However, this polymer is highly sensitive to physical and chemical aging, which due to its semi-crystalline structure, is a very complex process. Physical aging at room temperature was shown to produce a strong increase in the fragile-ductile transition temperature, making the material more and more fragile. This increase was attributed to a change in conformation of the molecules in the amorphous zone at the amorphous-crystalline interface, leading to a drop in entropy. However, physical aging at room temperature does not affect plastic yielding, which is controlled by the crystalline part. For its part, low temperature physical aging corresponds to a relaxation of molecular chains in the amorphous part, and its effect on mechanical properties is seen primarily in the Young modulus.

Finally, at high temperatures, physical aging leads instead to chain scission and to an increase in crystallinity, and thus to an increase in yield stress and deformation at break. For its part, chemical aging affects the structure of polyethylene, but does not influence the kinetics of its physical aging. At room temperature, it acts both on the Young modulus and on the yield stress. Significant differences were observed in terms of the effect on mechanical properties, depending on the temperature at which thermo-oxidative processes are carried out.

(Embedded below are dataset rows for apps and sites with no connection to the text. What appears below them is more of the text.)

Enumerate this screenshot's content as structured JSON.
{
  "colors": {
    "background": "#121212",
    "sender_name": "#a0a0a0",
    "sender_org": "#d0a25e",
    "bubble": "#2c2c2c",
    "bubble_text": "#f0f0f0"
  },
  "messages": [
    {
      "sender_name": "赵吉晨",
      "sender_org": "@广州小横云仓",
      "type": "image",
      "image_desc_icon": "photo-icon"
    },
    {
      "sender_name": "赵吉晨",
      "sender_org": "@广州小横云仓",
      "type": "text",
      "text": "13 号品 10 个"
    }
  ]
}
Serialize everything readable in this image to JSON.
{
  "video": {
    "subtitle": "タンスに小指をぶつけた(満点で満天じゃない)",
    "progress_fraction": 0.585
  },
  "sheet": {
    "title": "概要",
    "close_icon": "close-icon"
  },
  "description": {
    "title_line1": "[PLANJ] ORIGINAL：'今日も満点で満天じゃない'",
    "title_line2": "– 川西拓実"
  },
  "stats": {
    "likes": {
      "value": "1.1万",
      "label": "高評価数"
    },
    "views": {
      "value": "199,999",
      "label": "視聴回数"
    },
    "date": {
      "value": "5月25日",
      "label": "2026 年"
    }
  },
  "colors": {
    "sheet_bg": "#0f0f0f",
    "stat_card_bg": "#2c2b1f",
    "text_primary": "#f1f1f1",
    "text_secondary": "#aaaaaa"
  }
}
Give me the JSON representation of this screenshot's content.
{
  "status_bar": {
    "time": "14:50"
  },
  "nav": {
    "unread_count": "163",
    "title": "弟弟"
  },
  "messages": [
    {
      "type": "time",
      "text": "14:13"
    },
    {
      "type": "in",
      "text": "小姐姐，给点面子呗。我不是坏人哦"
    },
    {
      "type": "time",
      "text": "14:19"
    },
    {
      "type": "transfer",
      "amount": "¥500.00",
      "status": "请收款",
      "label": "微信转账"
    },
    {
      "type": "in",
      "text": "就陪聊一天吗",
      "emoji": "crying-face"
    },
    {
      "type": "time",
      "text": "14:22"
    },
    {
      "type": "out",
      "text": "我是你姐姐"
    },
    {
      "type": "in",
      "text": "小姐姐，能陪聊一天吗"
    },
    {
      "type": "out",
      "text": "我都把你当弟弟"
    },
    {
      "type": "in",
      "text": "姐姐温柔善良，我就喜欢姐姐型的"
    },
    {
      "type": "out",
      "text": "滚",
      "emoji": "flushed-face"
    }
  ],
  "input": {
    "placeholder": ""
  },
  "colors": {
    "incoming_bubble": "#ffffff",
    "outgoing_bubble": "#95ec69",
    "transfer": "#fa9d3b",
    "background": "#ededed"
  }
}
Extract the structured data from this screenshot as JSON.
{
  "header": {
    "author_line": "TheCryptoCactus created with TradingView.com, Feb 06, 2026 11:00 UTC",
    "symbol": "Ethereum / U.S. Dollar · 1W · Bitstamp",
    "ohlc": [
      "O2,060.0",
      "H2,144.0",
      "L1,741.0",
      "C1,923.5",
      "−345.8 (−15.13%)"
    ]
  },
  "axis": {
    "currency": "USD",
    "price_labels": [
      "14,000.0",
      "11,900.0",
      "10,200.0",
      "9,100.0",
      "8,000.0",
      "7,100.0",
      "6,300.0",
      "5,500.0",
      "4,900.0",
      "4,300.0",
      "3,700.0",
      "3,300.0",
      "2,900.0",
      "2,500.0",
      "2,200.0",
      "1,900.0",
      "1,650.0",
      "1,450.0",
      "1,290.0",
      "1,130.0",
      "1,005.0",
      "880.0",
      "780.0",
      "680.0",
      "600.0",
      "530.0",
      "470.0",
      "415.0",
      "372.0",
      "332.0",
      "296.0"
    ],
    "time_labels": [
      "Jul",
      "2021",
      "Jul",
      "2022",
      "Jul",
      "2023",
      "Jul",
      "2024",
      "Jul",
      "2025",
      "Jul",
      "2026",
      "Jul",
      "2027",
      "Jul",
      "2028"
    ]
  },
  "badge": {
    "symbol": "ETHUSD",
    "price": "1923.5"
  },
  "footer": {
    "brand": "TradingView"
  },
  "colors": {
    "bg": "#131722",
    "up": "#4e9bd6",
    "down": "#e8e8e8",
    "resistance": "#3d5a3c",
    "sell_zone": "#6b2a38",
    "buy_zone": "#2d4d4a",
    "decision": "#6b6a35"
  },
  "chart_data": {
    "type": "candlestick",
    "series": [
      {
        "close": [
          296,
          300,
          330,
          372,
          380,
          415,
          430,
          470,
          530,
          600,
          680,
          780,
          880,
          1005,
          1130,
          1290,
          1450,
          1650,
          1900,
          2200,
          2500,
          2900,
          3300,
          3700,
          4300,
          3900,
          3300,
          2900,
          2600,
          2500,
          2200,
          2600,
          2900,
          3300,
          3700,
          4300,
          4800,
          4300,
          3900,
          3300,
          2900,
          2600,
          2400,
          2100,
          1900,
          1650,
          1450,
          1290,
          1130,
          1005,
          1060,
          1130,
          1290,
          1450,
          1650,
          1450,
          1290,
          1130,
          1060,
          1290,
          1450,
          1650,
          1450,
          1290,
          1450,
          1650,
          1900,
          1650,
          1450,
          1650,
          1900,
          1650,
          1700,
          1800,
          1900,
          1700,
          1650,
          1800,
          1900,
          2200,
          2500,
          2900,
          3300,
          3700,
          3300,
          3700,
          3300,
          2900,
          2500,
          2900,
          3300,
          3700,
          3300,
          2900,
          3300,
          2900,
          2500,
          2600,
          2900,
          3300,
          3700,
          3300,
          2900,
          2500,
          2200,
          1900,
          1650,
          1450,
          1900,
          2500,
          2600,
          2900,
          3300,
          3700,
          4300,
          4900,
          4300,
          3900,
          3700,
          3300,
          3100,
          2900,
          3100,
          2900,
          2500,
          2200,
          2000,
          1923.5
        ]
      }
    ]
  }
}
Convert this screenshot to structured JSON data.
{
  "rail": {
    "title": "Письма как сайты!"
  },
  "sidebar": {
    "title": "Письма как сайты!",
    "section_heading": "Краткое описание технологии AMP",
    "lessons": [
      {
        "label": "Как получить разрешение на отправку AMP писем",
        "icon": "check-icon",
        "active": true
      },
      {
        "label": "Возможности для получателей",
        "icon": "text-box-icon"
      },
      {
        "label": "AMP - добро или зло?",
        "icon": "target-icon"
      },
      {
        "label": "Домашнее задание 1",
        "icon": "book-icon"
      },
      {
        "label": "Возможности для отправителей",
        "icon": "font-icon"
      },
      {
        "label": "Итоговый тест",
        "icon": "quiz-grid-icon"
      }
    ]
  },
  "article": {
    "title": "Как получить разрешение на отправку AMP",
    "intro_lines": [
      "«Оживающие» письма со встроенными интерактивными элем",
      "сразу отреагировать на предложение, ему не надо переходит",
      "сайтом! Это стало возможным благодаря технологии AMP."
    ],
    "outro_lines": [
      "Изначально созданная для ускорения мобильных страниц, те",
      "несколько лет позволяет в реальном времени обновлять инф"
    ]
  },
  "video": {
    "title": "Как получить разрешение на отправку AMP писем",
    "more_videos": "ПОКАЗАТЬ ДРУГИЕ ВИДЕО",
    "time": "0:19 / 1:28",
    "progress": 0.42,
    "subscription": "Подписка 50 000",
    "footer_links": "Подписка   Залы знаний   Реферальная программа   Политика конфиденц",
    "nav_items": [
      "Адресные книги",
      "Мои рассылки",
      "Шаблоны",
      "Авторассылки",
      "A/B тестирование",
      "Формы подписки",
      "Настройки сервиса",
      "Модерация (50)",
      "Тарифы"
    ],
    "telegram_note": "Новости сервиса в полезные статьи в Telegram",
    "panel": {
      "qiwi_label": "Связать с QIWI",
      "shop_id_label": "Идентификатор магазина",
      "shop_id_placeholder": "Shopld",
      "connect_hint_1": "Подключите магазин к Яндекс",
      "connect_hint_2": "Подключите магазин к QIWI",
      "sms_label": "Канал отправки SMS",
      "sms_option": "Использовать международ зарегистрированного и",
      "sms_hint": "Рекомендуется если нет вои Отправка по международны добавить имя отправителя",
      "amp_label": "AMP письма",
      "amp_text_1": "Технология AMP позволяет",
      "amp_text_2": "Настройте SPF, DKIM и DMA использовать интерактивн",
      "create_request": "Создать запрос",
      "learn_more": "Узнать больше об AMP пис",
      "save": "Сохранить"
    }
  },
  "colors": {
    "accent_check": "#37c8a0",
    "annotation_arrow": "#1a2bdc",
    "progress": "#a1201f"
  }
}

These results have been published in an international scientific journal and in five conference proceedings. They are also the subject of Dr. M. El Majdoubi's thesis and of G. Gbeuli's Master's dissertation.